Wise Giving Wednesday: Children Raising Funds for School or Sports Activities

Jan 15, 2020

At various times during the year, schools may reach out to parents to help raise money for class projects, trips, school sports team uniforms and other activities not covered by existing school funding. These efforts can range anywhere from selling things (chocolate, gift wrapping, candy, etc.) to holding contests / charity events.  While most of these efforts are legitimately seeking donations for real needs, potential individual contributors and small businesses need to watch out for questionable efforts seeking to take advantage of public generosity to help children in the community.

In metropolitan areas, donors may want to be cautious about children with boxes of candy who may approach individuals on public transportation or on the sidewalk claiming to be raising funds for sports team uniforms. Red flags to look for are no parental or adult supervision, no specific school or team is named and the children don't have details when asked.

In a more modern twist on this suspicious approach, children may offer discount cards for pizza or other popular food instead of candy, when in fact no arrangements have been made and the cards have no value.

So what steps can a sympathetic potential donor take to avoid being taken? Here are some suggestions:

1. Ask for more details from the adult supervisor. If there is no adult present, that is suspicious.

2. What specific school or team is being assisted through this fundraising? If interested, you can contact them directly to verify the need and make a donation on your own, without making a purchase.

3. If a discount card is being offered for something like pizza, contact the company to see if they are aware of the offer.

4. Ask them if they have an online giving alternative. There are a number of online giving platforms (such as DonorsChoose.org) that help raise money for classroom projects. A school or teacher may consider posting a request on such sites to raise money for specific activities or needs. As always, we encourage contributors to visit Give.org to see if a charity meets the 20 BBB Standards for Charity Accountability

5. And, in cases where you suspect children performing such fundraising are at risk, contact local law enforcement to share your concerns.


Video of the Week

As part of our Building Trust Video Series, we are pleased to provide a video featuring Pamela Landwirth, President, Give Kids the World (a BBB Accredited Charity) that manages an 84-acre resort in Central Florida that coordinates wish vacation packages for children with life-threatening illnesses and their families by providing resort accommodations and food service at GKTW Village and arranging the donation of theme park tickets and local transportation from supporting businesses.


Recent Reports

We are always working with charities to publish or update reports for donors. Visit Give.org or local BBBs to check out any charity before giving. Our recently evaluated charities include:
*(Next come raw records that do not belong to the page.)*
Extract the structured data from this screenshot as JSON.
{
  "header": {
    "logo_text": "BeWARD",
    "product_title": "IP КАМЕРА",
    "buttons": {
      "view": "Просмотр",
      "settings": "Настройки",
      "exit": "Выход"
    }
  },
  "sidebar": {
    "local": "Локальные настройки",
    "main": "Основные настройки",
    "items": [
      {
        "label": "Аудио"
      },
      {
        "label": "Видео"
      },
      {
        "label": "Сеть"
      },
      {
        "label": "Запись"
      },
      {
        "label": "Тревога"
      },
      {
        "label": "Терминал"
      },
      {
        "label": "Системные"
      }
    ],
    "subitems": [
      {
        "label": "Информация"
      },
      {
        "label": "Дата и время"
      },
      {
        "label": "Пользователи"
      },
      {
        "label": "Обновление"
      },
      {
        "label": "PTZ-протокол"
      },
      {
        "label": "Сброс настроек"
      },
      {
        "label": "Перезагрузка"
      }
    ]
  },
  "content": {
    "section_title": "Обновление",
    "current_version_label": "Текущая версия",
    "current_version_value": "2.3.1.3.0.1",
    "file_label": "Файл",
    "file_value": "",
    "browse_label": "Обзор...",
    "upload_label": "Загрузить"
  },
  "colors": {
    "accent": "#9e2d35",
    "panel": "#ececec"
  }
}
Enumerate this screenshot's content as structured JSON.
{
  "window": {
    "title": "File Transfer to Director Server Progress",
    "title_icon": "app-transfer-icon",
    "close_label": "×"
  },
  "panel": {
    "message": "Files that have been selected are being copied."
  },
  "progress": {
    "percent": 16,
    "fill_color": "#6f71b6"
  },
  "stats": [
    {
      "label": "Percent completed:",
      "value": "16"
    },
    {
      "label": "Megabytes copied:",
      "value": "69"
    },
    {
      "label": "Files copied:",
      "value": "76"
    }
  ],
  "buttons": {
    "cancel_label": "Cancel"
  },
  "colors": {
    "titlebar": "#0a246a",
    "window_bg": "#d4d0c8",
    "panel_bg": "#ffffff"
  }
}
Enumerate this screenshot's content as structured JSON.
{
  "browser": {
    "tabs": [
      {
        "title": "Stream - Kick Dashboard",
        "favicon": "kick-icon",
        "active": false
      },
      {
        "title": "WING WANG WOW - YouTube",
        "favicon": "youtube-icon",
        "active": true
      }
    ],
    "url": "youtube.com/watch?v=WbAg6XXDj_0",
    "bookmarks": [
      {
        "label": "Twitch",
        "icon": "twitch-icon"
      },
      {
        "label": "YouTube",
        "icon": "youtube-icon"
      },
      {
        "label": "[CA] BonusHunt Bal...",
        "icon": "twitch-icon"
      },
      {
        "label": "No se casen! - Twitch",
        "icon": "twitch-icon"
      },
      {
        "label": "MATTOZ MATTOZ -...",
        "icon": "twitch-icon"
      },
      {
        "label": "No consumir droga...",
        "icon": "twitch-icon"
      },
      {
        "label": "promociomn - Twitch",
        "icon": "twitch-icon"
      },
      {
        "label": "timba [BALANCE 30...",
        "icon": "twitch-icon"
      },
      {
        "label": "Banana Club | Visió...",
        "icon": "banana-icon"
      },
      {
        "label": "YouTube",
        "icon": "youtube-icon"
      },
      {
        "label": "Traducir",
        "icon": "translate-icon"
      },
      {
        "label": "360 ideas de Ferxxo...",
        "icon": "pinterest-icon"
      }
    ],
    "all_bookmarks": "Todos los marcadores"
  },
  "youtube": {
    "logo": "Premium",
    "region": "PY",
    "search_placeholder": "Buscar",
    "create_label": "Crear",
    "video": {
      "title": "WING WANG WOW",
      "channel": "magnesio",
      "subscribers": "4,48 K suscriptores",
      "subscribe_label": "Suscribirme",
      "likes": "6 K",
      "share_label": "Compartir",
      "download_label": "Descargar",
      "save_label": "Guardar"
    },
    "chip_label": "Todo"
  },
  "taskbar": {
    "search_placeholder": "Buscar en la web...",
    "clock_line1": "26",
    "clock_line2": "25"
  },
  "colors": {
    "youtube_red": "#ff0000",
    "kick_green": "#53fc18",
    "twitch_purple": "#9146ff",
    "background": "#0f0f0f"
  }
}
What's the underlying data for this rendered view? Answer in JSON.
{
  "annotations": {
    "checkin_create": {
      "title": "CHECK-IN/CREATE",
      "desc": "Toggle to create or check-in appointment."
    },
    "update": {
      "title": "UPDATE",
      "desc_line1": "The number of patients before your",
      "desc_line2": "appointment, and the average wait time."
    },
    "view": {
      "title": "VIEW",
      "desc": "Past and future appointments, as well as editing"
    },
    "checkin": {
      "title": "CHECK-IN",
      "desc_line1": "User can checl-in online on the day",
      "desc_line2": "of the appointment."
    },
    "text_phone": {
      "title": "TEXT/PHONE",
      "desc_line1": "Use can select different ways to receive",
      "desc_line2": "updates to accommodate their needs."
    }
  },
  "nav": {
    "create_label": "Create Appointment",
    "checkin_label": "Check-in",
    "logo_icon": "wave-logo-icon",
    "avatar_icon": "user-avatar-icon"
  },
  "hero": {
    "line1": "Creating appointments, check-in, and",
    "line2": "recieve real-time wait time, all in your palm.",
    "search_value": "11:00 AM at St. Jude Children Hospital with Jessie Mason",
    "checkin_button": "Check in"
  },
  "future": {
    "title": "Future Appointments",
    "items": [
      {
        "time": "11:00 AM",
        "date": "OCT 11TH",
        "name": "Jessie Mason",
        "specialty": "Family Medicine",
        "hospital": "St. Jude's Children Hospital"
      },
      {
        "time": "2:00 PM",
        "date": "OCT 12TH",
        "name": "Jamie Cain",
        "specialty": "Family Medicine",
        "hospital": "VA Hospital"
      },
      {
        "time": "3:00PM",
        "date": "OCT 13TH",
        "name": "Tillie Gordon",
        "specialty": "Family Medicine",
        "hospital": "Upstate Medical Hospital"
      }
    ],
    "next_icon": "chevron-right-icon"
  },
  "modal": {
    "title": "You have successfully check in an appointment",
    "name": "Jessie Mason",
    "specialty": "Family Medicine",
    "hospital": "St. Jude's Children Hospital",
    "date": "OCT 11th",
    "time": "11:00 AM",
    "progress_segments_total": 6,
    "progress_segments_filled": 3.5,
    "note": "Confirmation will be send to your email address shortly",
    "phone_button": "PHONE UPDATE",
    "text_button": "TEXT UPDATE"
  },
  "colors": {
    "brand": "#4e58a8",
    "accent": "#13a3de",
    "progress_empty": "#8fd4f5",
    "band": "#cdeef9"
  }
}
Finally, remember to let us know by going to www.give.org/charity-inquiry if you are  interested in seeing a report on a charity not on the list and we will do our best to produce one.

H. Art Taylor, President & CEO  
BBB Wise Giving Alliance